You never know who you’ll meet at the Greenacres Carnival. Last weekend I was taking photos of cotton candy, budding stars and the jumping castle when I ran into Scarsdale Village Trustee Kaye Eisenman with her daughter Nicole and two grandchildren, George and Freddy. I knew that artist Nicole Eisenman’s work was on display at the Whitney Biennial, but here she was with her two kids in tow, right here in town. After a brief chat and a photo opp I was intrigued and determined to learn more about Nicole, a 1987 graduate of SHS and rising figure in the art world.
I went to the Whitney and perused the 45 portraits that covered two massive walls of the 3rd floor gallery. Bold and colorful, the work appears to be a commentary on gender identity, politics, technology, fitness and other contemporary obsessions. Some were easy to read while others were far more ambiguous. Displayed together they were serious, humorous, disturbing and arresting and each demanded a look.

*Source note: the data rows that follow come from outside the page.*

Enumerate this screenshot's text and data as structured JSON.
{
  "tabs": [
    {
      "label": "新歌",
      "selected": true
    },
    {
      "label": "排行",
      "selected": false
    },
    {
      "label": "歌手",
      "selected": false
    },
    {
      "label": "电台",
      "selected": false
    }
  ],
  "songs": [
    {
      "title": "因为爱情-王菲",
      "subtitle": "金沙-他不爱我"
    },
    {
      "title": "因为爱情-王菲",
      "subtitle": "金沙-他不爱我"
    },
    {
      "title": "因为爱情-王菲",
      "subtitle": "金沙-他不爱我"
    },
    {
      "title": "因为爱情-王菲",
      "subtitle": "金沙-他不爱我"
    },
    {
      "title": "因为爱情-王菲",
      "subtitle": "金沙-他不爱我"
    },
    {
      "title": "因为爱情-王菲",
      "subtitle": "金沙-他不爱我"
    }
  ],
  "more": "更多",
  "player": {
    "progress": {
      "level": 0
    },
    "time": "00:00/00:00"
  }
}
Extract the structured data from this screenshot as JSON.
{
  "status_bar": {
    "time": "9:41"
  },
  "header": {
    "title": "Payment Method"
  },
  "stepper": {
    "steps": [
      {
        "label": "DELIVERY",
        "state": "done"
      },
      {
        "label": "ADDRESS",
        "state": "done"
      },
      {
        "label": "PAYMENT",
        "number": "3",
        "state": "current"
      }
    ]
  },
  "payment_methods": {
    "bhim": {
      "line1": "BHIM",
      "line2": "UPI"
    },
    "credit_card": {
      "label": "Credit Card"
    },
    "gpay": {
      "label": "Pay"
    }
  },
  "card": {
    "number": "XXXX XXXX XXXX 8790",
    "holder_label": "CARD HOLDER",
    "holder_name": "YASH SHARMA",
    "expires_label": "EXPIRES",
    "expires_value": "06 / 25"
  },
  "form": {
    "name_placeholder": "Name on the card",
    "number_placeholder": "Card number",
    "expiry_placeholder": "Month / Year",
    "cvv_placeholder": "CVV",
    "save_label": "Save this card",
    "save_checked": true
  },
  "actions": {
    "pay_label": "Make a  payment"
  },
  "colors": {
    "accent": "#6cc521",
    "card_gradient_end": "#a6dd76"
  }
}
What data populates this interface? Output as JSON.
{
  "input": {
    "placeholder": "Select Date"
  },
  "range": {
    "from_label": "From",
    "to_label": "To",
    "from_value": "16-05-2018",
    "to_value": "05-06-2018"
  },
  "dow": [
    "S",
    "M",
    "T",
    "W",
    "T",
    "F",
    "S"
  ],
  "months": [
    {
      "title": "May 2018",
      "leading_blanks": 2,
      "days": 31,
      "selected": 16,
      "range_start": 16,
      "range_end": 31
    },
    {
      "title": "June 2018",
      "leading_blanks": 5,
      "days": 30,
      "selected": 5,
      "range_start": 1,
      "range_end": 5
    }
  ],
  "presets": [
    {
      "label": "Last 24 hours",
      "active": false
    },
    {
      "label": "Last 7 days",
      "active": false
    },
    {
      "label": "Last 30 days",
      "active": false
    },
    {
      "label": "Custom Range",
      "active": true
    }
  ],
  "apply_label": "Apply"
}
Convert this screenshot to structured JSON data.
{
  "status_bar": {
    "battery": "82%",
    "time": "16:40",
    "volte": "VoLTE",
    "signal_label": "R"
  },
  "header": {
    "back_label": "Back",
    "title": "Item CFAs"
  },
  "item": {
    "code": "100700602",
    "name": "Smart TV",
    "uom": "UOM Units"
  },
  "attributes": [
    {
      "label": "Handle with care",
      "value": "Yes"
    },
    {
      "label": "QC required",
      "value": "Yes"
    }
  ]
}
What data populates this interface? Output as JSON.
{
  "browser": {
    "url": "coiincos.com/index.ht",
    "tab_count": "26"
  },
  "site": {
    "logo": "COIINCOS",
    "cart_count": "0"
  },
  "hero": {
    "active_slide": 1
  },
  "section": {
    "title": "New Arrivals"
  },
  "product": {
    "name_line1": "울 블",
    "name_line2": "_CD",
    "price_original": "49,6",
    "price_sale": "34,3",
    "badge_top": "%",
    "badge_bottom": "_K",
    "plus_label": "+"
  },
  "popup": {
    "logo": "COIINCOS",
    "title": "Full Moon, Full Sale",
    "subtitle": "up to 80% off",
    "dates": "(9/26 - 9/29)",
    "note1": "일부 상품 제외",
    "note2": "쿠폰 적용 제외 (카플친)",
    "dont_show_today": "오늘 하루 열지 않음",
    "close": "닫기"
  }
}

I chatted with Eisenman about her work, her experiences in Scarsdale, and her life as an artist and as a parent. Growing up, her family was very supportive of her artwork and she took classes from sixth grade through college with “standout teacher” Joan Busing. Busing is a painter and printmaker who teaches art classes in Hartsdale. Eisenman says Busing was “hugely influential” and introduced herto “a world of art, music and ideas.” At Scarsdale High School Eisenman painted two murals on the school walls that stayed up for almost 20 years and were only recently removed.
Speaking of her personal feelings about Scarsdale she says, “I spent my formative years there and got a wonderful education.” However, she notes that growing up here posed some challenges. She says, “Being a queer person in the 1970’s and 1980’s I tried to figure it out on my own. It was important but not easy and being in a hetero-normative culture gave me something to react against later in life.”
The monotypes seem to express feelings about alienation, human interaction and gender and I asked Eisenman about the mobile devices that I noticed in several of them. She explained, “Technology is another way in which we negotiate relationships – it becomes an extension of us and has restructured how we meet, communicate and carry on relationships.” I also asked her how being a parent has impacted your work and she said, “My imagery reflects what’s going on in my life,” and added, “there are pieces that include them (the kids).”
Inclusion in the Whitney Biennial has garnered a lot of attention for her work and she is scheduled for shows through the fall of 2013. In fact, a solo show is opening at the Leo Koenig Gallery on 23rd Street in Chelsea this week. On display will be works on paper ranging in price from $1,000 -$6,000. I asked if the 45 monotypes in the Biennial are on the market and it turns out that these, plus 50 more, have already been purchased by one collector.
What are her plans for the future? Eisenman intends to go 3-D and will be translating her images into large plaster sculptures. She says she has not sculpted since college and is excited about embarking on this new work, which will be shown in London in 2013.
See Nicole Eisenman’s work at the Whitney Museum through May 27 or view her solo show at Leo Koenig in Chelsea from May 24 – June 30th.Leo Koenig, Inc
545 West 23rd Street
New York, N.Y.
May 24- June 30, 2012
Gallery Hours, Tuesday – Saturday 10 am – 6 pm